* **Material to process**:
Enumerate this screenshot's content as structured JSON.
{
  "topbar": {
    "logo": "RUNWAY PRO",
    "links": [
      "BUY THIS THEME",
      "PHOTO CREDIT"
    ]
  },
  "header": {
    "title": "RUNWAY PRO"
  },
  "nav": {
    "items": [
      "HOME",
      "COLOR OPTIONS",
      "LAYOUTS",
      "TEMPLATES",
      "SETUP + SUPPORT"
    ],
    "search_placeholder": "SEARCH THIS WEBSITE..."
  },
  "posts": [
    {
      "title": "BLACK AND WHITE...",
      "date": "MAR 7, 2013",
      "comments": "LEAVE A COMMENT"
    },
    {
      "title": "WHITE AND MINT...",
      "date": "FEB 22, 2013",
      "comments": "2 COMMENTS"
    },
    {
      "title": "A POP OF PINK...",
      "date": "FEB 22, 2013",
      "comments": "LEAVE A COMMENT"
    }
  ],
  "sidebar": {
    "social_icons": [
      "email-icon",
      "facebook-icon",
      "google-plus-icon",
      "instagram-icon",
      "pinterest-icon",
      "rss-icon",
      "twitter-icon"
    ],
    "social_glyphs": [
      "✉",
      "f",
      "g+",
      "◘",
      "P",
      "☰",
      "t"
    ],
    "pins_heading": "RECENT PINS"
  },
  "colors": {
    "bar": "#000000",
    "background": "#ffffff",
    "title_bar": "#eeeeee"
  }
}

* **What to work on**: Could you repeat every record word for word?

* **Problem solution**:
Enumerate this screenshot's content as structured JSON.
{
  "topbar": {
    "logo": "RUNWAY PRO",
    "links": [
      "BUY THIS THEME",
      "PHOTO CREDIT"
    ]
  },
  "header": {
    "title": "RUNWAY PRO"
  },
  "nav": {
    "items": [
      "HOME",
      "COLOR OPTIONS",
      "LAYOUTS",
      "TEMPLATES",
      "SETUP + SUPPORT"
    ],
    "search_placeholder": "SEARCH THIS WEBSITE..."
  },
  "posts": [
    {
      "title": "BLACK AND WHITE...",
      "date": "MAR 7, 2013",
      "comments": "LEAVE A COMMENT"
    },
    {
      "title": "WHITE AND MINT...",
      "date": "FEB 22, 2013",
      "comments": "2 COMMENTS"
    },
    {
      "title": "A POP OF PINK...",
      "date": "FEB 22, 2013",
      "comments": "LEAVE A COMMENT"
    }
  ],
  "sidebar": {
    "social_icons": [
      "email-icon",
      "facebook-icon",
      "google-plus-icon",
      "instagram-icon",
      "pinterest-icon",
      "rss-icon",
      "twitter-icon"
    ],
    "social_glyphs": [
      "✉",
      "f",
      "g+",
      "◘",
      "P",
      "☰",
      "t"
    ],
    "pins_heading": "RECENT PINS"
  },
  "colors": {
    "bar": "#000000",
    "background": "#ffffff",
    "title_bar": "#eeeeee"
  }
}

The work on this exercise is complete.